A Parent's Guide to Apps with Mature/Suggestive Themes

Mature suggestive themes
  1. How to Talk to Your Kids about Mature or Suggestive Themes in Mobile Apps
    • Starting at around the age of nine, your kids are going to start to see some mature or suggestive themes on TV, online, and even in school. At this age, these themes will generally be fairly infrequent and very mild. For an idea of appropriate levels and frequency for mature/suggestive content, think of the kinds of subjects and themes you see on prime time network television or in a PG-rated movie.
    • These programs and films recommend parental guidance, but they give you a metric for how much suggestive or mature content you can expect to see. For example, you’ll likely only see mild profanity, and you aren’t likely to see intense or frequent violence, either. That said, all children develop at slightly different rates, and what is appropriate for one child is not necessarily appropriate for another.
    • Likewise, if we’re talking about the apps your children are allowed to use, you can look them up in our directory to get a sense of the appropriate ratings of each app as well as more specific risk factors for each app.
    • Once you’ve decided whether an app is appropriate for your child or not, you could just restrict their access to it or allow them to use it. However, the best way to go about this, really, is to sit down and talk to your child about how they’re using the app and what kind of content they’re reading, watching or posting.
  2. Ask How They’re Using the App
    • First of all, you’ll notice that iTunes tends to rate its apps based on the content and images they present to users, not on the content that other users may post. For example, the Facebook app has a 4+ rating, which means that it is safe for anyone over the age of four years to use. However, as you no doubt already know, there are some groups and profiles on Facebook that regularly use profanity, depict violent or horrific content or have very mature or suggestive themes.
    • That’s why it’s so important to talk to your kids about the apps they’re using and how they’re using them. For example, if your child is using a random messaging app to send pictures and messages to their friends, they may not be at risk for being exposed to much (if any) mature/suggestive content, but that depends a great deal on your child and their friends. So, if your child is on messaging app, which allows users to send pictures and messages, you need to talk to them about who they’re interacting with and what kind of messages they’re sending and receiving.

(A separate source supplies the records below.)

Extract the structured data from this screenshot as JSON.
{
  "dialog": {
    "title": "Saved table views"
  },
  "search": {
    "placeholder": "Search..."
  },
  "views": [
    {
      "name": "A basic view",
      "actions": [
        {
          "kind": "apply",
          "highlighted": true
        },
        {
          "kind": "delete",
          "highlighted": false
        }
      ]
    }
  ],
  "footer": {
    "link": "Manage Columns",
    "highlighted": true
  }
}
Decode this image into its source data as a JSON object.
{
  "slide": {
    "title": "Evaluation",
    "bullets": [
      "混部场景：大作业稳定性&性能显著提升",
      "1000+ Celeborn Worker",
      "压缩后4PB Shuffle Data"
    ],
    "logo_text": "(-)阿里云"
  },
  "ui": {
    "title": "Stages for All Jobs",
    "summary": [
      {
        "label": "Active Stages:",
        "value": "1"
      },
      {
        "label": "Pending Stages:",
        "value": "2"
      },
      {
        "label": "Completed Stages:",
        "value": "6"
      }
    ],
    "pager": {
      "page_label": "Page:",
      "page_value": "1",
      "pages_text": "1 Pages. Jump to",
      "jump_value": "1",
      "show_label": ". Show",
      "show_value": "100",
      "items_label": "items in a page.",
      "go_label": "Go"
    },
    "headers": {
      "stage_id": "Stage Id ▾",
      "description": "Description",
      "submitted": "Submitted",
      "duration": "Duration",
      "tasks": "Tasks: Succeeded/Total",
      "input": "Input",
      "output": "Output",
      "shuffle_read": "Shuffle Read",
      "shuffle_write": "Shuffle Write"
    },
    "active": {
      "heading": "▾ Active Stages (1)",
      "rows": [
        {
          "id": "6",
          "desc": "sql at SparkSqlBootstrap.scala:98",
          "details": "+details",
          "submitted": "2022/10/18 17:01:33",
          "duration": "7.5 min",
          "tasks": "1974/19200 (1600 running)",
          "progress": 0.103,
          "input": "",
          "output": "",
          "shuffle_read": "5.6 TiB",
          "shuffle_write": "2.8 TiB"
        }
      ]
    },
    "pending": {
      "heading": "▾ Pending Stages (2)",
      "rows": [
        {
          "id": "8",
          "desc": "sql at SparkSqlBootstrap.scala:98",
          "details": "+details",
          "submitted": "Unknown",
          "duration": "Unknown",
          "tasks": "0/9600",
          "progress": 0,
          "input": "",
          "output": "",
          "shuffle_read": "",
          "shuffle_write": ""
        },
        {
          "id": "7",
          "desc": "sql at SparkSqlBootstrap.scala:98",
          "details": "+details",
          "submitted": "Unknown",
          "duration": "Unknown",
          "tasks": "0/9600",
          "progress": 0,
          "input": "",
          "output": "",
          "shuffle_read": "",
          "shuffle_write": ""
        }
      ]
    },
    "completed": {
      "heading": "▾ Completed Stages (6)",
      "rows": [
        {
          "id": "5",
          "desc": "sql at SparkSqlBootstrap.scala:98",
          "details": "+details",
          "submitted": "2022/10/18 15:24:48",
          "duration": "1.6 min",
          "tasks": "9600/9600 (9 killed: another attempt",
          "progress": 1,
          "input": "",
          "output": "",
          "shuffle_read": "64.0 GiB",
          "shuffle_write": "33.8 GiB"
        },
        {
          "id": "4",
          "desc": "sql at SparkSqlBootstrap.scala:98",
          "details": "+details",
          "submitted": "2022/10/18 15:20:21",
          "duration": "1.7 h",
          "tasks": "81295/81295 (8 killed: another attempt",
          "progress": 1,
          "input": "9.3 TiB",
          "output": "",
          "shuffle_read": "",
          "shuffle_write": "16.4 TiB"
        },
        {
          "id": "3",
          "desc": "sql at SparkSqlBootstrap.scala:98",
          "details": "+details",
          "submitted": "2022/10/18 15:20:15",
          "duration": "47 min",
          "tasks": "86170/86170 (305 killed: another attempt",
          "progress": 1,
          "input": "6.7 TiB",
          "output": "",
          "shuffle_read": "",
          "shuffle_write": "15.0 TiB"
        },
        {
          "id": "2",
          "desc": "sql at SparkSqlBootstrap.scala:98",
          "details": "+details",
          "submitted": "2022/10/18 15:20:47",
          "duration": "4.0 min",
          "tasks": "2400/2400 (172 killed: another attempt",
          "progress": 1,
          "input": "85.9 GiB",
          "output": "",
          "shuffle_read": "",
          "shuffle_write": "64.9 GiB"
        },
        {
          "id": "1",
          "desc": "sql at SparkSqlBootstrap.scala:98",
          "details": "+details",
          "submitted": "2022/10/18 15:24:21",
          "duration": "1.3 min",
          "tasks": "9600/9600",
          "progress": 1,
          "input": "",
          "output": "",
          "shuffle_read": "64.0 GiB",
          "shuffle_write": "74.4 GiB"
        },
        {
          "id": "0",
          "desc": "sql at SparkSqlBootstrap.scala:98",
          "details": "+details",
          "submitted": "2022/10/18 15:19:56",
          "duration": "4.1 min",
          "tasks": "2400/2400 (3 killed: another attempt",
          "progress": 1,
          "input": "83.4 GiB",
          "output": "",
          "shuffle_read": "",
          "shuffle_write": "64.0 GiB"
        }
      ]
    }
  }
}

  3. Explain Why You’re Restricting Certain Apps
    • If you decide that an app is too suggestive or mature for your child, or if the material you see posted by other users is too mature, then don’t just tell your child that they can’t use it “because I said so.” Be open and honest. Sit them down and talk to them about the concerning content you saw on the app. Tell them that there’s not necessarily anything wrong with that kind of material and those kinds of images, but that they are not age appropriate at this time.
    • As you talk, encourage your child to come to you if they have any questions about mature subjects. You may even want to give them permission to use the app with the requirement that they share their activity with you, add you as a friend on the app, or come to you whenever they are uncomfortable with something they read or see on the app.
    • With tools like the SaferKid™ App Ratings, you can go a long way toward keeping your kids’ apps age appropriate. That said, the best tool you have really is communication. If you can talk to your child – at any age – about what is and isn’t appropriate and why, you’ll keep lines of communication open, and your child will be less likely to try to hide inappropriate content from you.
    • Investigate the apps your children want to download, and talk to them about the ones they’re already using. The more you know, the safer your kids will be. Make it a habit to look at their phone everyday, or at least several days a week, to see what apps they have. If you do not recognize any of them, look them up in our directory. An ounce of prevention is worth a pound of cure!